Every piece of equipment dies at some point. The question is; do you want to suffer the pain of unexpected equipment failure, or plan ahead to avoid the suffering?

IT Equipment Replacement Rule of Thumb

  1. Replace IT equipment very early whose failure would result in downtime for a large number of staff (2-3 years)
  2. Replace IT equipment early for things that result in downtime for multiple staff members (3-5 years)
  3. Replace IT equipment 1 year after the warranty expires for computers, laptops, tablets, and phones (4-6 years)
  4. Replace IT equipment when it starts to give you trouble for everything else (no more than 9 years)

Equipment that fall into category (1) are things like firewalls, backup batteries, routers, switches, and servers. When these pieces of hardware fail the entire campus/building/company could be down.

Equipment in category (2) are things like printers, wireless adapters, projectors, etc. where more than 1 person uses the equipment and a failure would be annoying but not debilitating.

Category (3) equipment are end user devices. A hardware failure in this category typically only affect the assigned user and there is generally no reason to replace theses any earlier than 1 year after the warranty is up.

Category (4) is other IT equipment that’s needed, but a failure has very little effect on day to day operations. This could be a lobby phone, wireless thermostat,┬ábar code scanner, surveillance camera, etc.

Technology Replacement Caveats

We recommend servers with a 6+ year functional lifetime. Even though they are category (1) devices (mission critical), they generally last several years.

A commercial grace UPS (uninterrupted power supply) will last 6 years. They typically require replacing the internal battery every 2 years.

How soon should I replace my equipment?

Every company and organization has to decide their own risk level when it comes to equipment failures. Remember, its not IF but WHEN. If unexpected network and computer downtime seriously affects your bottom line, then follow this replacement schedules.

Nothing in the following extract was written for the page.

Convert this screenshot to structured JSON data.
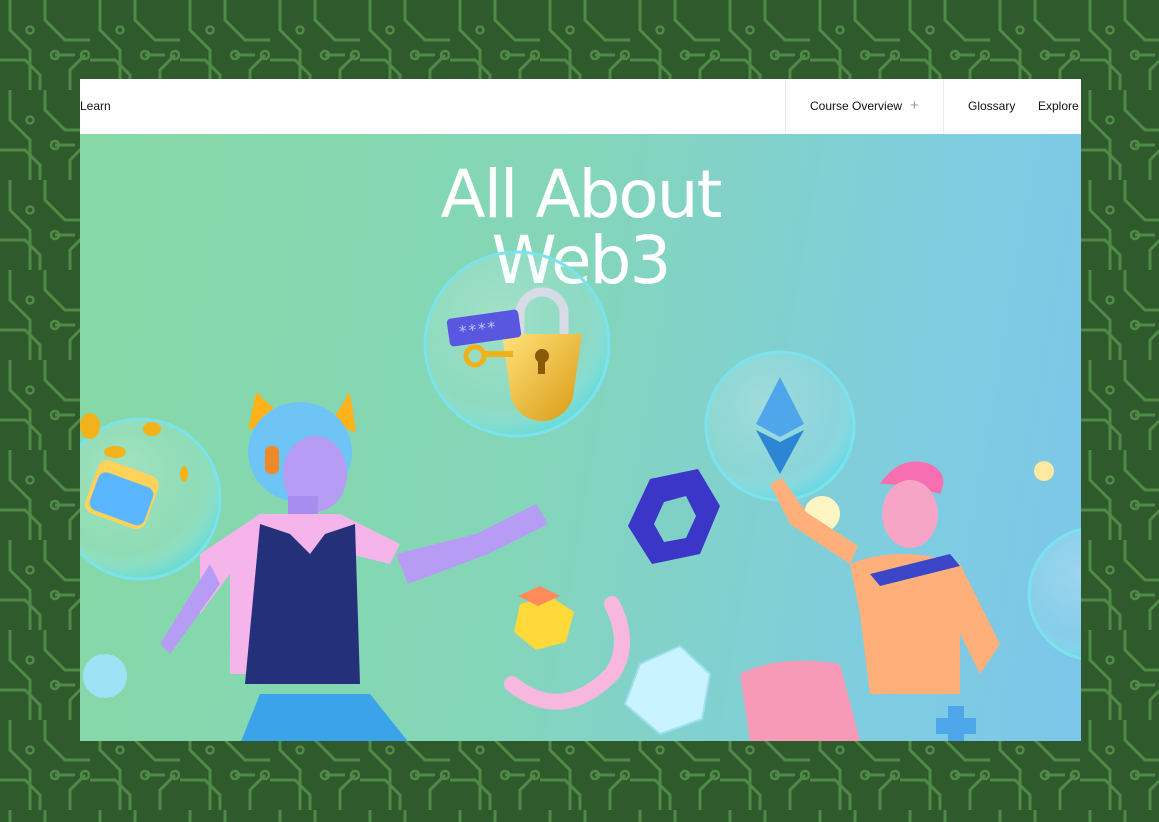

If hardware failures and downtime isn’t an issue for your organization, then wait until things break before you replace them.